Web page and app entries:
□ □ □

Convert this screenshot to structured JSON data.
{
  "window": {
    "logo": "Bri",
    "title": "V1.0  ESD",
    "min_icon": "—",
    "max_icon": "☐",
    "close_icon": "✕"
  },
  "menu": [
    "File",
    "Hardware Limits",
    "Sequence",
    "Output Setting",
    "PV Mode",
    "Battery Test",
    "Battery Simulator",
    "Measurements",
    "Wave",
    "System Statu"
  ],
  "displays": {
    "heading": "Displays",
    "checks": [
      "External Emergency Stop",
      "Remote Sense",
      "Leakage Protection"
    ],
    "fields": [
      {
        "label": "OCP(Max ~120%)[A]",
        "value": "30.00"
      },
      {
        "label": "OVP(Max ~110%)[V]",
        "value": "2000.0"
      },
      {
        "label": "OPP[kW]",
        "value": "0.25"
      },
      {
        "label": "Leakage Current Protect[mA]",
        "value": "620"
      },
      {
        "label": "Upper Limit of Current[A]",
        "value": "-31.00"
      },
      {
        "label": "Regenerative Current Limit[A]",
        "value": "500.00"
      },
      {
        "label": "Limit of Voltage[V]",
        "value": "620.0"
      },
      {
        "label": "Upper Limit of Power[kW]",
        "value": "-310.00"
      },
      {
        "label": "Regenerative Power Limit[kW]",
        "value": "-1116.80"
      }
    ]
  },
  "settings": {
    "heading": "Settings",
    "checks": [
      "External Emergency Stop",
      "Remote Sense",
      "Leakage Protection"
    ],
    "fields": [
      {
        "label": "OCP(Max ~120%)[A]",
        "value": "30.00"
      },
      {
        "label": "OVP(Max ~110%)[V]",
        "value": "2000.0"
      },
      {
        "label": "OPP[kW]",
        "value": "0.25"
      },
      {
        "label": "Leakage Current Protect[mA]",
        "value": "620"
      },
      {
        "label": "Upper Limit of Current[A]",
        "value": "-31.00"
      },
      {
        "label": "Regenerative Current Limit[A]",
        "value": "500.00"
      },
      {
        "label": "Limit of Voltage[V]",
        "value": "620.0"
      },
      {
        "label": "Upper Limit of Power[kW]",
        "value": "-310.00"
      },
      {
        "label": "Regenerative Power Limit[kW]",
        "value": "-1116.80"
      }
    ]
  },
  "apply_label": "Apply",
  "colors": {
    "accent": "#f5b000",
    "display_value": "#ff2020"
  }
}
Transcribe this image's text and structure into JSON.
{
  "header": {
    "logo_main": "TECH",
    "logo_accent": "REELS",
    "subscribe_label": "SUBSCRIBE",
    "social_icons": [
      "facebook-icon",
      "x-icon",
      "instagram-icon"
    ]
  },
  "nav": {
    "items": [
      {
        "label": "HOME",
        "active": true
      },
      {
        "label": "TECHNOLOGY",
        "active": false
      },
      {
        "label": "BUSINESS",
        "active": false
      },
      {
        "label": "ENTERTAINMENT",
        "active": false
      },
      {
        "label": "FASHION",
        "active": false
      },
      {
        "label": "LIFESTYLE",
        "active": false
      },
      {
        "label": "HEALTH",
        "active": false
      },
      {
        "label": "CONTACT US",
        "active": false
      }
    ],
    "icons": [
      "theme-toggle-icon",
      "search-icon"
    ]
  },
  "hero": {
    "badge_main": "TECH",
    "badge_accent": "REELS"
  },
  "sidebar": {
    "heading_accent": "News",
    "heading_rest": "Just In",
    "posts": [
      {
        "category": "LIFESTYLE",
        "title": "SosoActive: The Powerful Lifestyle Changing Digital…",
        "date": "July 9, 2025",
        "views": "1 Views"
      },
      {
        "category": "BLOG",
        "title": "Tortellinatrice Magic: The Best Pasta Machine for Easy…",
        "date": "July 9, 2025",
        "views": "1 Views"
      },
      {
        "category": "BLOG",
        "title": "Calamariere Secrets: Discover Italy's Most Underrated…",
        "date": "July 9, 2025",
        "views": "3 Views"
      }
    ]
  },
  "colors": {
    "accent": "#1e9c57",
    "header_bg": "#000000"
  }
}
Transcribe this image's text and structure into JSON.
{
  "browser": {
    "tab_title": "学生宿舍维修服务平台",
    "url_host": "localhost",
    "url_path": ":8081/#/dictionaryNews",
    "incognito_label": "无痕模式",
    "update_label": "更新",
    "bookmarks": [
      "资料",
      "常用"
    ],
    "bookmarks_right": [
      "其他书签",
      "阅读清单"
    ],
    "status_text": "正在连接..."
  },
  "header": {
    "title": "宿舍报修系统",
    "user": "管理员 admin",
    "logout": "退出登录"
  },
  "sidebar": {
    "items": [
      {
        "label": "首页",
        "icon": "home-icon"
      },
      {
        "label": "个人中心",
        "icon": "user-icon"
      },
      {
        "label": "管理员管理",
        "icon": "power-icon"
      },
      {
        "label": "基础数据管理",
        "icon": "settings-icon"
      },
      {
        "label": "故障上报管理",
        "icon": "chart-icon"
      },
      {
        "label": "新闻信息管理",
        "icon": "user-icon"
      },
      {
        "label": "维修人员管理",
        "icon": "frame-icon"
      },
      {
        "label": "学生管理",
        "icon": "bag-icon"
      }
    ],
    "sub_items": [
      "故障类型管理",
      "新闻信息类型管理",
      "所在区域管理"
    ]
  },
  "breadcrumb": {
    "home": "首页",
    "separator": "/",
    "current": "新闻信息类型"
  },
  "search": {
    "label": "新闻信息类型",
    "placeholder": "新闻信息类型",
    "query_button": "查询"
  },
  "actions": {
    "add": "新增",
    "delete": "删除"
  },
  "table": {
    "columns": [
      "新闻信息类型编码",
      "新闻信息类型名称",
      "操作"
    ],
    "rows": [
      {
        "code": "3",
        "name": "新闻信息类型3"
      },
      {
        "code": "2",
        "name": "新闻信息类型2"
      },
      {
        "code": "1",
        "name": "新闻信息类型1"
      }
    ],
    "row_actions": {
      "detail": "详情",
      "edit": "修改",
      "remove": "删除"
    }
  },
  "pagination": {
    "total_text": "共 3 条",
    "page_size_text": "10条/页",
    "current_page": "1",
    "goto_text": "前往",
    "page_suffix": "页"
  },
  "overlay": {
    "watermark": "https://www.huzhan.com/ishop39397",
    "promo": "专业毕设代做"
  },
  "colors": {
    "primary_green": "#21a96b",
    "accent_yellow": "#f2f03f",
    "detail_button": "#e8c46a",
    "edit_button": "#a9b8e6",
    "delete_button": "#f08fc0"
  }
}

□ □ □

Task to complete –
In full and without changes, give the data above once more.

Exercise solution –
Convert this screenshot to structured JSON data.
{
  "window": {
    "logo": "Bri",
    "title": "V1.0  ESD",
    "min_icon": "—",
    "max_icon": "☐",
    "close_icon": "✕"
  },
  "menu": [
    "File",
    "Hardware Limits",
    "Sequence",
    "Output Setting",
    "PV Mode",
    "Battery Test",
    "Battery Simulator",
    "Measurements",
    "Wave",
    "System Statu"
  ],
  "displays": {
    "heading": "Displays",
    "checks": [
      "External Emergency Stop",
      "Remote Sense",
      "Leakage Protection"
    ],
    "fields": [
      {
        "label": "OCP(Max ~120%)[A]",
        "value": "30.00"
      },
      {
        "label": "OVP(Max ~110%)[V]",
        "value": "2000.0"
      },
      {
        "label": "OPP[kW]",
        "value": "0.25"
      },
      {
        "label": "Leakage Current Protect[mA]",
        "value": "620"
      },
      {
        "label": "Upper Limit of Current[A]",
        "value": "-31.00"
      },
      {
        "label": "Regenerative Current Limit[A]",
        "value": "500.00"
      },
      {
        "label": "Limit of Voltage[V]",
        "value": "620.0"
      },
      {
        "label": "Upper Limit of Power[kW]",
        "value": "-310.00"
      },
      {
        "label": "Regenerative Power Limit[kW]",
        "value": "-1116.80"
      }
    ]
  },
  "settings": {
    "heading": "Settings",
    "checks": [
      "External Emergency Stop",
      "Remote Sense",
      "Leakage Protection"
    ],
    "fields": [
      {
        "label": "OCP(Max ~120%)[A]",
        "value": "30.00"
      },
      {
        "label": "OVP(Max ~110%)[V]",
        "value": "2000.0"
      },
      {
        "label": "OPP[kW]",
        "value": "0.25"
      },
      {
        "label": "Leakage Current Protect[mA]",
        "value": "620"
      },
      {
        "label": "Upper Limit of Current[A]",
        "value": "-31.00"
      },
      {
        "label": "Regenerative Current Limit[A]",
        "value": "500.00"
      },
      {
        "label": "Limit of Voltage[V]",
        "value": "620.0"
      },
      {
        "label": "Upper Limit of Power[kW]",
        "value": "-310.00"
      },
      {
        "label": "Regenerative Power Limit[kW]",
        "value": "-1116.80"
      }
    ]
  },
  "apply_label": "Apply",
  "colors": {
    "accent": "#f5b000",
    "display_value": "#ff2020"
  }
}
Transcribe this image's text and structure into JSON.
{
  "header": {
    "logo_main": "TECH",
    "logo_accent": "REELS",
    "subscribe_label": "SUBSCRIBE",
    "social_icons": [
      "facebook-icon",
      "x-icon",
      "instagram-icon"
    ]
  },
  "nav": {
    "items": [
      {
        "label": "HOME",
        "active": true
      },
      {
        "label": "TECHNOLOGY",
        "active": false
      },
      {
        "label": "BUSINESS",
        "active": false
      },
      {
        "label": "ENTERTAINMENT",
        "active": false
      },
      {
        "label": "FASHION",
        "active": false
      },
      {
        "label": "LIFESTYLE",
        "active": false
      },
      {
        "label": "HEALTH",
        "active": false
      },
      {
        "label": "CONTACT US",
        "active": false
      }
    ],
    "icons": [
      "theme-toggle-icon",
      "search-icon"
    ]
  },
  "hero": {
    "badge_main": "TECH",
    "badge_accent": "REELS"
  },
  "sidebar": {
    "heading_accent": "News",
    "heading_rest": "Just In",
    "posts": [
      {
        "category": "LIFESTYLE",
        "title": "SosoActive: The Powerful Lifestyle Changing Digital…",
        "date": "July 9, 2025",
        "views": "1 Views"
      },
      {
        "category": "BLOG",
        "title": "Tortellinatrice Magic: The Best Pasta Machine for Easy…",
        "date": "July 9, 2025",
        "views": "1 Views"
      },
      {
        "category": "BLOG",
        "title": "Calamariere Secrets: Discover Italy's Most Underrated…",
        "date": "July 9, 2025",
        "views": "3 Views"
      }
    ]
  },
  "colors": {
    "accent": "#1e9c57",
    "header_bg": "#000000"
  }
}
Transcribe this image's text and structure into JSON.
{
  "browser": {
    "tab_title": "学生宿舍维修服务平台",
    "url_host": "localhost",
    "url_path": ":8081/#/dictionaryNews",
    "incognito_label": "无痕模式",
    "update_label": "更新",
    "bookmarks": [
      "资料",
      "常用"
    ],
    "bookmarks_right": [
      "其他书签",
      "阅读清单"
    ],
    "status_text": "正在连接..."
  },
  "header": {
    "title": "宿舍报修系统",
    "user": "管理员 admin",
    "logout": "退出登录"
  },
  "sidebar": {
    "items": [
      {
        "label": "首页",
        "icon": "home-icon"
      },
      {
        "label": "个人中心",
        "icon": "user-icon"
      },
      {
        "label": "管理员管理",
        "icon": "power-icon"
      },
      {
        "label": "基础数据管理",
        "icon": "settings-icon"
      },
      {
        "label": "故障上报管理",
        "icon": "chart-icon"
      },
      {
        "label": "新闻信息管理",
        "icon": "user-icon"
      },
      {
        "label": "维修人员管理",
        "icon": "frame-icon"
      },
      {
        "label": "学生管理",
        "icon": "bag-icon"
      }
    ],
    "sub_items": [
      "故障类型管理",
      "新闻信息类型管理",
      "所在区域管理"
    ]
  },
  "breadcrumb": {
    "home": "首页",
    "separator": "/",
    "current": "新闻信息类型"
  },
  "search": {
    "label": "新闻信息类型",
    "placeholder": "新闻信息类型",
    "query_button": "查询"
  },
  "actions": {
    "add": "新增",
    "delete": "删除"
  },
  "table": {
    "columns": [
      "新闻信息类型编码",
      "新闻信息类型名称",
      "操作"
    ],
    "rows": [
      {
        "code": "3",
        "name": "新闻信息类型3"
      },
      {
        "code": "2",
        "name": "新闻信息类型2"
      },
      {
        "code": "1",
        "name": "新闻信息类型1"
      }
    ],
    "row_actions": {
      "detail": "详情",
      "edit": "修改",
      "remove": "删除"
    }
  },
  "pagination": {
    "total_text": "共 3 条",
    "page_size_text": "10条/页",
    "current_page": "1",
    "goto_text": "前往",
    "page_suffix": "页"
  },
  "overlay": {
    "watermark": "https://www.huzhan.com/ishop39397",
    "promo": "专业毕设代做"
  },
  "colors": {
    "primary_green": "#21a96b",
    "accent_yellow": "#f2f03f",
    "detail_button": "#e8c46a",
    "edit_button": "#a9b8e6",
    "delete_button": "#f08fc0"
  }
}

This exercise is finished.